__PROMPT__: Scan the entries below for the string "Japan" and copy every line where it turns up.

__INPUT MATERIAL__:
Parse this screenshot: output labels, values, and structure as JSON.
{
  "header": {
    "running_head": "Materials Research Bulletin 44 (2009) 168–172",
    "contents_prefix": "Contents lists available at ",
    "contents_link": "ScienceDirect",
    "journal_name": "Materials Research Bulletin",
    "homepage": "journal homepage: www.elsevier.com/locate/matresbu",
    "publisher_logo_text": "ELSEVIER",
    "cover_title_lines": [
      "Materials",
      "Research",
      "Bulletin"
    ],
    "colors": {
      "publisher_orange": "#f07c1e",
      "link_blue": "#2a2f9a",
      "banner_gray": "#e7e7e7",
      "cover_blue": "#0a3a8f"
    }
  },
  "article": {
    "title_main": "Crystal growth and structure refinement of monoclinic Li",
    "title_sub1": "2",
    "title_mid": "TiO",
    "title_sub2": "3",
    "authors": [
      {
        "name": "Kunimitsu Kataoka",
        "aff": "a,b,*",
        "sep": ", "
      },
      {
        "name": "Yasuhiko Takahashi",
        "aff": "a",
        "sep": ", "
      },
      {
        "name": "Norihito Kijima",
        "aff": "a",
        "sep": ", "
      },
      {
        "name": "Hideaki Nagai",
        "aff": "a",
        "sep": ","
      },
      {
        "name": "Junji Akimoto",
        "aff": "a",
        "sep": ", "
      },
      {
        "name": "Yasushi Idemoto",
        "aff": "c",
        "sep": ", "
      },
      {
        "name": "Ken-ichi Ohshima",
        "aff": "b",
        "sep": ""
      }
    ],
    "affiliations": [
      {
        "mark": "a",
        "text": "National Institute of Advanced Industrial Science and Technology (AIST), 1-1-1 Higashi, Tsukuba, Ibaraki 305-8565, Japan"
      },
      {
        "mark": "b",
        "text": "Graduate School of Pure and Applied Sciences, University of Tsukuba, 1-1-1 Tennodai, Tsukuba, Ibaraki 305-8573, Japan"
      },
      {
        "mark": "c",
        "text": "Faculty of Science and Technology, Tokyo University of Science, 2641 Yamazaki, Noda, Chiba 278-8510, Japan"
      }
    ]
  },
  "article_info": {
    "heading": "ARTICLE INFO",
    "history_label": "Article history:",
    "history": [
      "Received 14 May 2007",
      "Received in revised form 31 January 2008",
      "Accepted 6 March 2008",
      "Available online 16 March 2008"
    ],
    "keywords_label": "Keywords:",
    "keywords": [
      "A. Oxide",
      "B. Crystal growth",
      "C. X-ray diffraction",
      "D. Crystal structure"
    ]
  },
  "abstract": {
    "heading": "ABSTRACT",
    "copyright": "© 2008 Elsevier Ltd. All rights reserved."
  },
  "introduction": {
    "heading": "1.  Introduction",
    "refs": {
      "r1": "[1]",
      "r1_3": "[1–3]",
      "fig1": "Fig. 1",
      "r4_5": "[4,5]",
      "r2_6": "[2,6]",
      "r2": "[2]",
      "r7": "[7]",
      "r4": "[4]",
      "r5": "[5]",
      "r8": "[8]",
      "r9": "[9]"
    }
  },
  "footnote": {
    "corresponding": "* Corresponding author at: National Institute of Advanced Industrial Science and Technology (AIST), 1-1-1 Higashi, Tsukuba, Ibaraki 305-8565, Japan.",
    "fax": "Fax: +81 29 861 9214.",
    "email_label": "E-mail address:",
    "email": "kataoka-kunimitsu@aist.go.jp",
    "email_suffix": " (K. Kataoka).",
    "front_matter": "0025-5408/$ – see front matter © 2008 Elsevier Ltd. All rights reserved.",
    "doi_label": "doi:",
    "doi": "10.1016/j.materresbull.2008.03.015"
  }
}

__THE ANSWER__:
        "text": "National Institute of Advanced Industrial Science and Technology (AIST), 1-1-1 Higashi, Tsukuba, Ibaraki 305-8565, Japan"
        "text": "Graduate School of Pure and Applied Sciences, University of Tsukuba, 1-1-1 Tennodai, Tsukuba, Ibaraki 305-8573, Japan"
        "text": "Faculty of Science and Technology, Tokyo University of Science, 2641 Yamazaki, Noda, Chiba 278-8510, Japan"
    "corresponding": "* Corresponding author at: National Institute of Advanced Industrial Science and Technology (AIST), 1-1-1 Higashi, Tsukuba, Ibaraki 305-8565, Japan.",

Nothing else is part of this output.